The event, which took place in Las Vegas and aired on the History Channel, was referred to as Evel Live, as it saw Pastrana recreate three of Knievel's most iconic jumps, including one stunt that almost killed the late performer.
In jump number one, Pastrana tackled Knievel's 50-car, 120-feet jump he completed in 1973.
The second jump had Pastrana recreating a stunt Knievel performed at King's Island in OH, when he jumped 14 Greyhound buses.
The finale was a recreation of perhaps Knievel's most famous (or infamous?) stunt: jumping the fountains at Caesars Palace in Las Vegas.
Knievel's son Robbie successfully jumped the fountains in 1989, but as a one-off jump.
Then came the grand finale: Jumping the main fountain at Caesar's Palace.
"It's just such an honor to live a day in Evel's footsteps, and literally his boots", Pastrana said.More news: The Meghan Markle British Accent Uproar Needs to Chill
Pastrana idolized Knievel growing up, and paid tribute to him by wearing his trademark American-flag themed jumpsuit and using a similar motorcycle to the one he originally tried the jump with.
The History channel broadcast the event under the title "Evel Live".
"The other jumps I was able to keep the bike nice and cool", he explained.
This is a stunt Knievel attempted in 1967 and is his longest, most notorious jump.
All three took place over the course of a few hours in Las Vegas, Pastrana rattling through them with nearly ruthless efficiency. "This is the home of the most iconic jump, one of the most iconic events that has ever gone down".
Left with just 200 feet to accelerate to 70 miles per hour before the ramp, Pastrana said, "It's not the longest jump, but it's definitely the hardest".
It's tough to jump over a bunch of cars, but you know what's tougher?
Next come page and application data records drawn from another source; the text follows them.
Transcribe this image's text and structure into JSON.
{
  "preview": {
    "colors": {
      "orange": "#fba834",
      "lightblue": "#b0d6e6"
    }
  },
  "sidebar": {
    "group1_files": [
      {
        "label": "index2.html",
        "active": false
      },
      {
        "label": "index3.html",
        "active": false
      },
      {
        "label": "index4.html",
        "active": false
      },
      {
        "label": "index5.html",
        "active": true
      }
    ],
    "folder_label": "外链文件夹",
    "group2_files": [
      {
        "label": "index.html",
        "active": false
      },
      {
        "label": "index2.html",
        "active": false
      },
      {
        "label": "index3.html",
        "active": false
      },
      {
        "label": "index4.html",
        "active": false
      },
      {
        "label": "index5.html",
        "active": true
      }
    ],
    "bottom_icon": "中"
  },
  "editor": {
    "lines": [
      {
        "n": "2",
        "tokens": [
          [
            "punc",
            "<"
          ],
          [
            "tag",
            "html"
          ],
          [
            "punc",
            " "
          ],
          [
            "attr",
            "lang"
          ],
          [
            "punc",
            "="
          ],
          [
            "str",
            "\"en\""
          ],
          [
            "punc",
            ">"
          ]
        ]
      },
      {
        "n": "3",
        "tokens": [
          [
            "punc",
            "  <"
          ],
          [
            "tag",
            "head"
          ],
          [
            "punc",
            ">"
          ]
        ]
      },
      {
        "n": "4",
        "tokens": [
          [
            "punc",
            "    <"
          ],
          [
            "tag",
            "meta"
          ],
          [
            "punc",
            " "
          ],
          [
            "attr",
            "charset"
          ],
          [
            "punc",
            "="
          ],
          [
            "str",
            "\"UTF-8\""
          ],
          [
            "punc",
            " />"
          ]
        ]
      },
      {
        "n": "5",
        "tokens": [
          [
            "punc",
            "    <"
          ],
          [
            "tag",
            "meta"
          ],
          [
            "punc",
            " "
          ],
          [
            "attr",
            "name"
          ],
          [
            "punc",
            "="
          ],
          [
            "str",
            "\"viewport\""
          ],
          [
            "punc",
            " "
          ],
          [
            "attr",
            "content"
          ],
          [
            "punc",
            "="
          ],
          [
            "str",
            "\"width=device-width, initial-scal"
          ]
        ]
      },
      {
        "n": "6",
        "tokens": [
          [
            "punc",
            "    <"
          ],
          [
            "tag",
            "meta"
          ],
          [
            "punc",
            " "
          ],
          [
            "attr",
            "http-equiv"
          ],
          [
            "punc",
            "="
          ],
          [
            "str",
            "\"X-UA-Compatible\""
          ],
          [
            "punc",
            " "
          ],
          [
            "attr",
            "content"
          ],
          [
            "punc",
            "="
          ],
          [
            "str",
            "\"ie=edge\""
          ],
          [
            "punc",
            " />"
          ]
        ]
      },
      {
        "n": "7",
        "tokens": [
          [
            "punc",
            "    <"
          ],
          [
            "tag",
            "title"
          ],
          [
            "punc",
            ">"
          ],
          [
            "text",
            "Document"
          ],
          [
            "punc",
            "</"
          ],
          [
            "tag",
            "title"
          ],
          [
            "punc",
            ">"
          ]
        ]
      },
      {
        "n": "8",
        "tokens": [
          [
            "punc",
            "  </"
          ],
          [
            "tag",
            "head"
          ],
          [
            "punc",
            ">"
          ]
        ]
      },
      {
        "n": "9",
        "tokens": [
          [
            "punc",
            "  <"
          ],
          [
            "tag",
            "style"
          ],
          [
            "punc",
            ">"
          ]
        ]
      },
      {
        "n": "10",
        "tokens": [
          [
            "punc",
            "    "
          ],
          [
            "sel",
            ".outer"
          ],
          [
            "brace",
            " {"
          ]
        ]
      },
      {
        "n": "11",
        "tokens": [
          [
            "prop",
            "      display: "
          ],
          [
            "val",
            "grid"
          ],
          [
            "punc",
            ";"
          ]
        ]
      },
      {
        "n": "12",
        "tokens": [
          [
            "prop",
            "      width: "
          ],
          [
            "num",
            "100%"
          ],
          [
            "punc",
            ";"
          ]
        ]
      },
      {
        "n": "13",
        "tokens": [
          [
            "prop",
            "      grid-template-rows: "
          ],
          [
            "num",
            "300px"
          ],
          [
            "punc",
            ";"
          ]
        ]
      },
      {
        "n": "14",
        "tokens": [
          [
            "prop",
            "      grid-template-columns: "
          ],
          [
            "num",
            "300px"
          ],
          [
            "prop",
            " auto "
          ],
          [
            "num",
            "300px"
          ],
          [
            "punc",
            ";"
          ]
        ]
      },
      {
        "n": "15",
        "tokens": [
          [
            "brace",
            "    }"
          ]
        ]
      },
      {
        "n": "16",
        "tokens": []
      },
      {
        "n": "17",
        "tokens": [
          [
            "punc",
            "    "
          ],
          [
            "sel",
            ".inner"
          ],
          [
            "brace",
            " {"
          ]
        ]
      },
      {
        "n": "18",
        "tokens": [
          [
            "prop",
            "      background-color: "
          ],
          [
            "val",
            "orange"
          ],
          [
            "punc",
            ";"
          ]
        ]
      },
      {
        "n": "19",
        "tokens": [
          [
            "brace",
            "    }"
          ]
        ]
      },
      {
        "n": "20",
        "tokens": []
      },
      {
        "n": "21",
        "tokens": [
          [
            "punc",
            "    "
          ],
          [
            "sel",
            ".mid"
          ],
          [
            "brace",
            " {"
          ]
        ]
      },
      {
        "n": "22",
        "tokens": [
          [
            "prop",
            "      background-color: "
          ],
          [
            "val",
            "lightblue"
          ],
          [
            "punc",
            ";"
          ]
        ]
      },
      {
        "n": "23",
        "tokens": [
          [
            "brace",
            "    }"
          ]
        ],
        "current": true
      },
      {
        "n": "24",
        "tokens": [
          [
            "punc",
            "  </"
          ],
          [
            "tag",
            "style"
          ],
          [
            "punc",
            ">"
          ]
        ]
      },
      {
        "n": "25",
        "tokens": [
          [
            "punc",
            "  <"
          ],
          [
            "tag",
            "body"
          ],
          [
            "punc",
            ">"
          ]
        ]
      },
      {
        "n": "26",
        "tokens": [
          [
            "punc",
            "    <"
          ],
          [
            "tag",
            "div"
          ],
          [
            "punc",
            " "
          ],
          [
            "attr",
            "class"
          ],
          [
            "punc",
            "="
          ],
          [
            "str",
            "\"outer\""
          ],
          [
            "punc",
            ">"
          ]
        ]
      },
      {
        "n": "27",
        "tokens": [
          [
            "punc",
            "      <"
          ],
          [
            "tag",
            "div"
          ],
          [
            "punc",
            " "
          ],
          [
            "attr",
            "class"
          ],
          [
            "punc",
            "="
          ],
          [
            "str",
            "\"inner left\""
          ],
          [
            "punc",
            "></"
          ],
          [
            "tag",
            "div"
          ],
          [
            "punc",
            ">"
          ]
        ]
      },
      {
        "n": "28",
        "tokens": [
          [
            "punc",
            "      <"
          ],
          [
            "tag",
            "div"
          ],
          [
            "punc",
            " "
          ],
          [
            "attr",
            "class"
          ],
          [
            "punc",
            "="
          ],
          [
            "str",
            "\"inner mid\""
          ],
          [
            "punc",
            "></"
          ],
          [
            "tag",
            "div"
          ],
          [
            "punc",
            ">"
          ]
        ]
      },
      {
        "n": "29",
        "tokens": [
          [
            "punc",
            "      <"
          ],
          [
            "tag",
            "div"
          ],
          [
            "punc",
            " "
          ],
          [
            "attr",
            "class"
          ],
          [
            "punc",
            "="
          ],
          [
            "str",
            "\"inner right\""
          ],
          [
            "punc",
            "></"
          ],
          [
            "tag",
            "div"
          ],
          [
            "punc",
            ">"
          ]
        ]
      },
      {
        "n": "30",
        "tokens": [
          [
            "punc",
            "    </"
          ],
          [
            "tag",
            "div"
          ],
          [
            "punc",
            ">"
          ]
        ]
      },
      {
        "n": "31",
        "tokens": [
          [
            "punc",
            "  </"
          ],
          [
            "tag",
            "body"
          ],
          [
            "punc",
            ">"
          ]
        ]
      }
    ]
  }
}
Pastrana celebrated and cooled off at the same time by taking a flying leap into the Caesars' fountains.